DATA RECORDS:
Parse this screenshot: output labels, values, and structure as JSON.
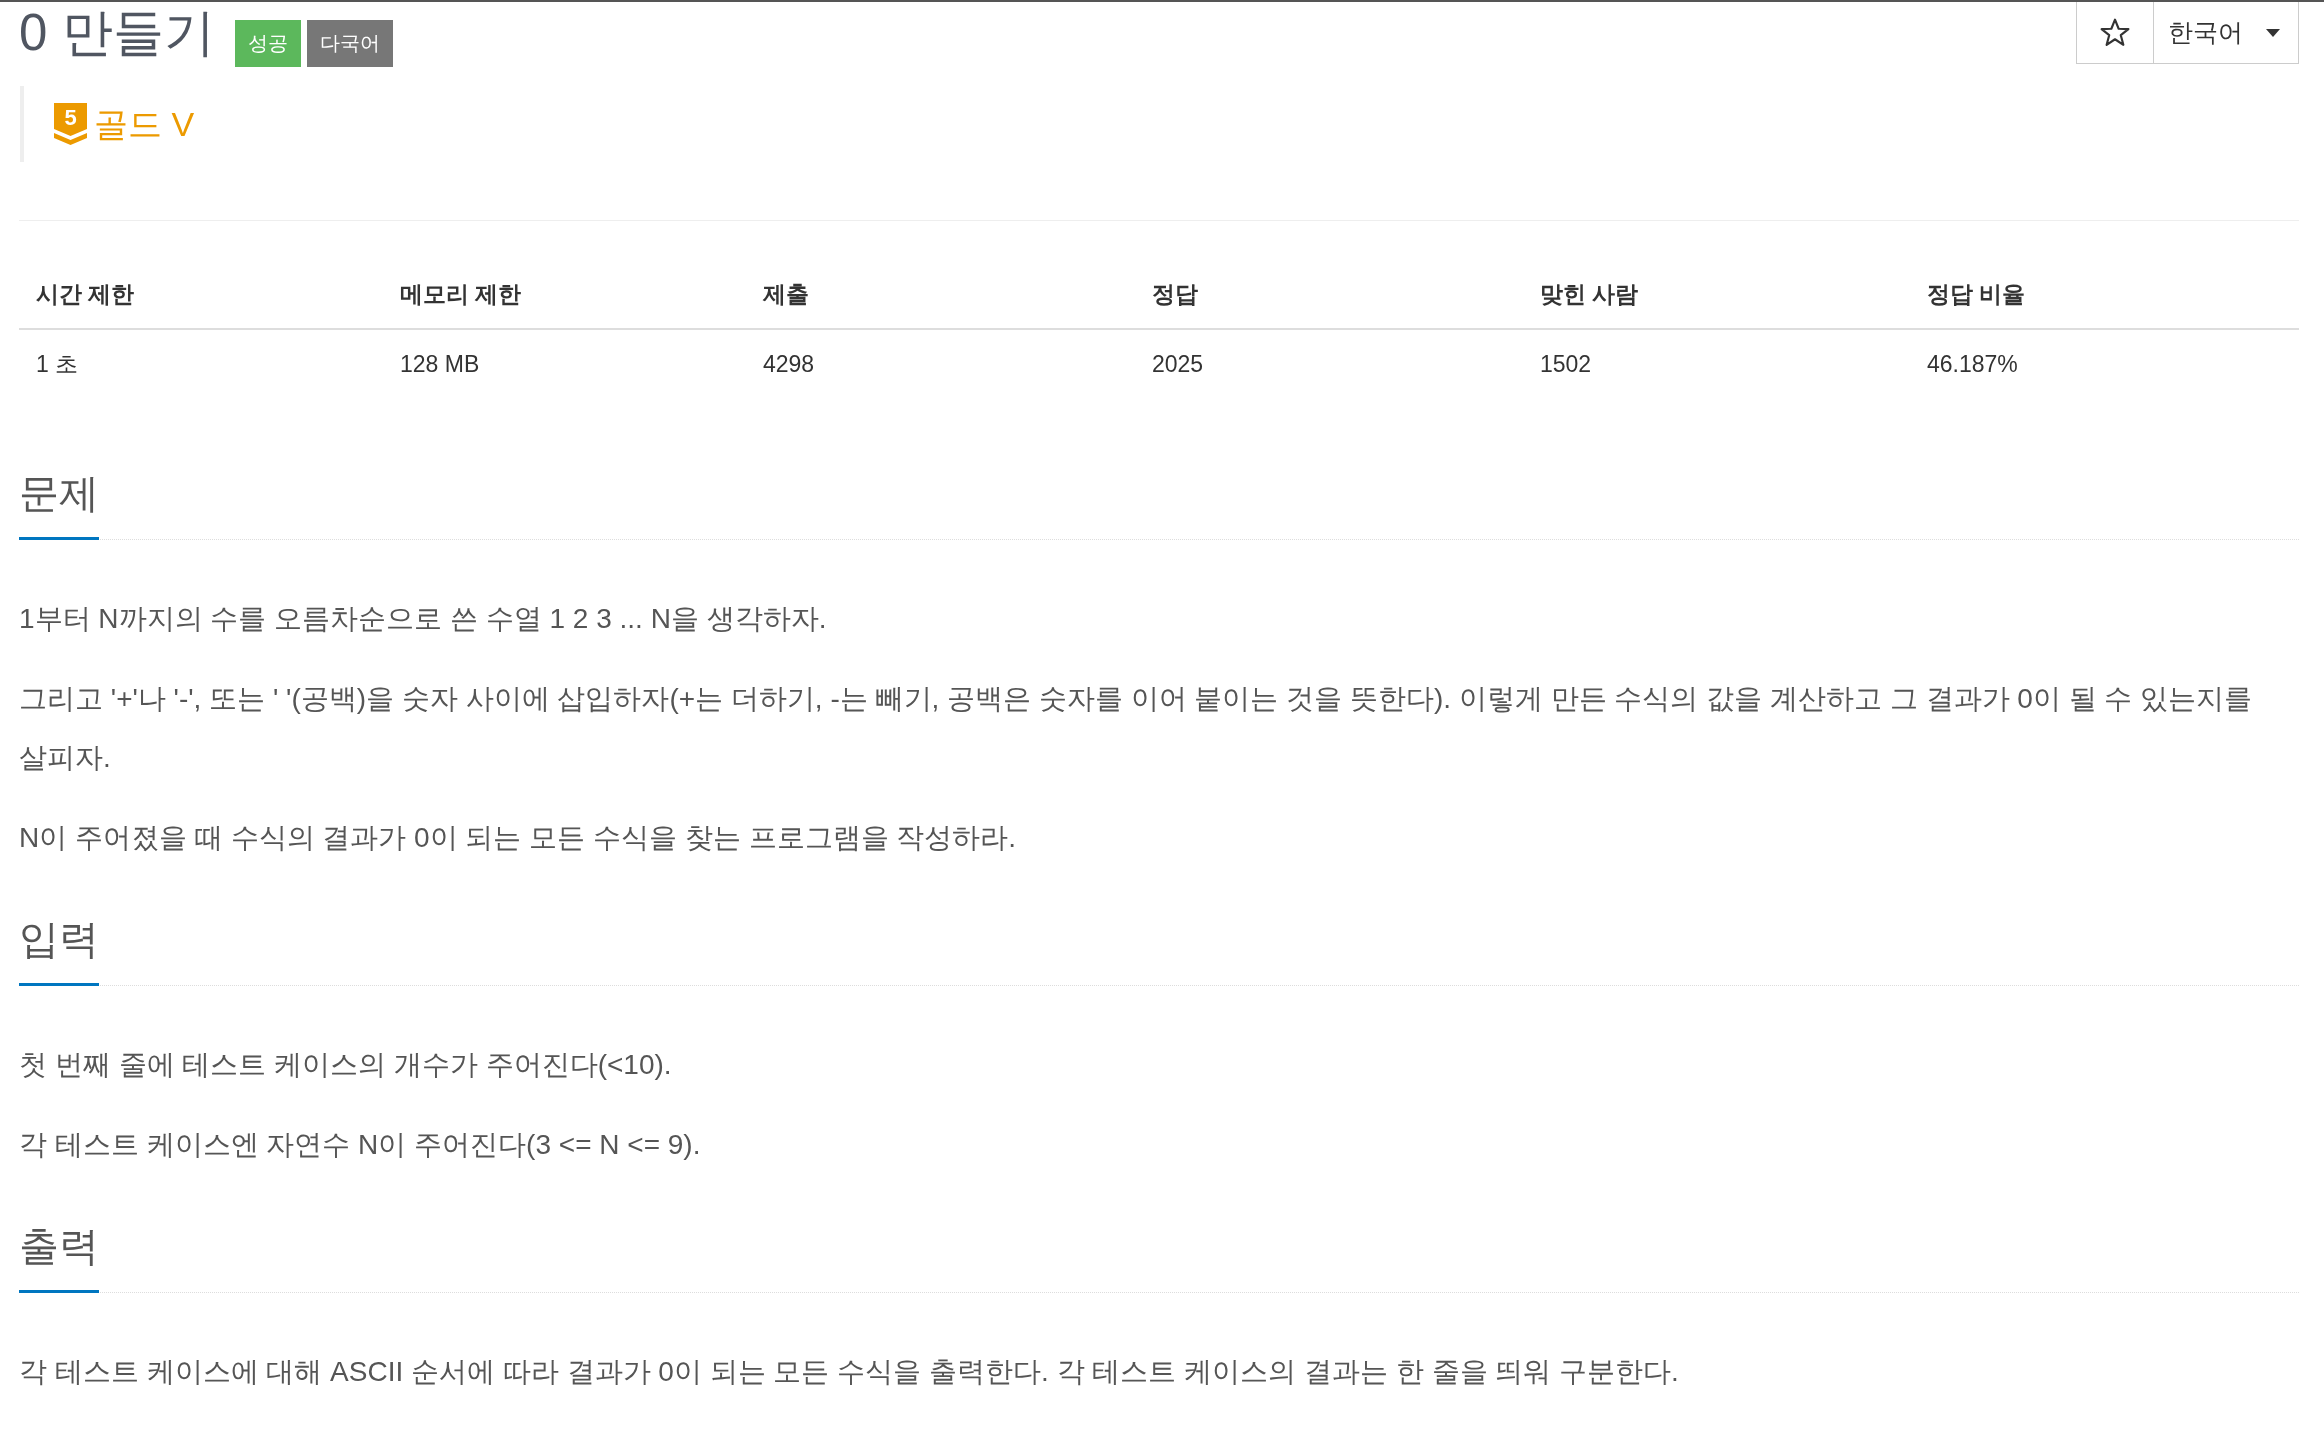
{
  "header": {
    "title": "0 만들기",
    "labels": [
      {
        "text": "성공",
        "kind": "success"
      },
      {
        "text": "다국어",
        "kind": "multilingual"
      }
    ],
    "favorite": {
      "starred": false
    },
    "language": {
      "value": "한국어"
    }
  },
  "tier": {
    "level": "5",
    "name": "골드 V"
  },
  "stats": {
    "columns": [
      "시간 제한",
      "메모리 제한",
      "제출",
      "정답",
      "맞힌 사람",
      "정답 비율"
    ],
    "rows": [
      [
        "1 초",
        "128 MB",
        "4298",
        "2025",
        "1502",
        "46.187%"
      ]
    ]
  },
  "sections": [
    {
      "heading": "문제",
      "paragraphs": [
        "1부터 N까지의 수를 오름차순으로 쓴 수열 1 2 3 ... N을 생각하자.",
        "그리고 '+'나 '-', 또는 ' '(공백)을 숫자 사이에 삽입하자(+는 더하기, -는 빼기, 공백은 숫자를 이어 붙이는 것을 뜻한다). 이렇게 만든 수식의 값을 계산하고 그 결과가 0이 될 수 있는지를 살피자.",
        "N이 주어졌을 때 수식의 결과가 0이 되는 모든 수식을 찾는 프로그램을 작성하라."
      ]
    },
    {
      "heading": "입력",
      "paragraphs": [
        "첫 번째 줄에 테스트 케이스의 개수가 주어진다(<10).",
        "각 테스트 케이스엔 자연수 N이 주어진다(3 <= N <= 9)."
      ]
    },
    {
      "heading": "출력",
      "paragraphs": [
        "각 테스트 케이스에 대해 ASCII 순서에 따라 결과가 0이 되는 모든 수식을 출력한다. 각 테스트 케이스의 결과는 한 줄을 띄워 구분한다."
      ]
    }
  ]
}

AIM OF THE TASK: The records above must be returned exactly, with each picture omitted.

TASK ANSWER:
Parse this screenshot: output labels, values, and structure as JSON.
{
  "header": {
    "title": "0 만들기",
    "labels": [
      {
        "text": "성공",
        "kind": "success"
      },
      {
        "text": "다국어",
        "kind": "multilingual"
      }
    ],
    "favorite": {
      "starred": false
    },
    "language": {
      "value": "한국어"
    }
  },
  "tier": {
    "level": "5",
    "name": "골드 V"
  },
  "stats": {
    "columns": [
      "시간 제한",
      "메모리 제한",
      "제출",
      "정답",
      "맞힌 사람",
      "정답 비율"
    ],
    "rows": [
      [
        "1 초",
        "128 MB",
        "4298",
        "2025",
        "1502",
        "46.187%"
      ]
    ]
  },
  "sections": [
    {
      "heading": "문제",
      "paragraphs": [
        "1부터 N까지의 수를 오름차순으로 쓴 수열 1 2 3 ... N을 생각하자.",
        "그리고 '+'나 '-', 또는 ' '(공백)을 숫자 사이에 삽입하자(+는 더하기, -는 빼기, 공백은 숫자를 이어 붙이는 것을 뜻한다). 이렇게 만든 수식의 값을 계산하고 그 결과가 0이 될 수 있는지를 살피자.",
        "N이 주어졌을 때 수식의 결과가 0이 되는 모든 수식을 찾는 프로그램을 작성하라."
      ]
    },
    {
      "heading": "입력",
      "paragraphs": [
        "첫 번째 줄에 테스트 케이스의 개수가 주어진다(<10).",
        "각 테스트 케이스엔 자연수 N이 주어진다(3 <= N <= 9)."
      ]
    },
    {
      "heading": "출력",
      "paragraphs": [
        "각 테스트 케이스에 대해 ASCII 순서에 따라 결과가 0이 되는 모든 수식을 출력한다. 각 테스트 케이스의 결과는 한 줄을 띄워 구분한다."
      ]
    }
  ]
}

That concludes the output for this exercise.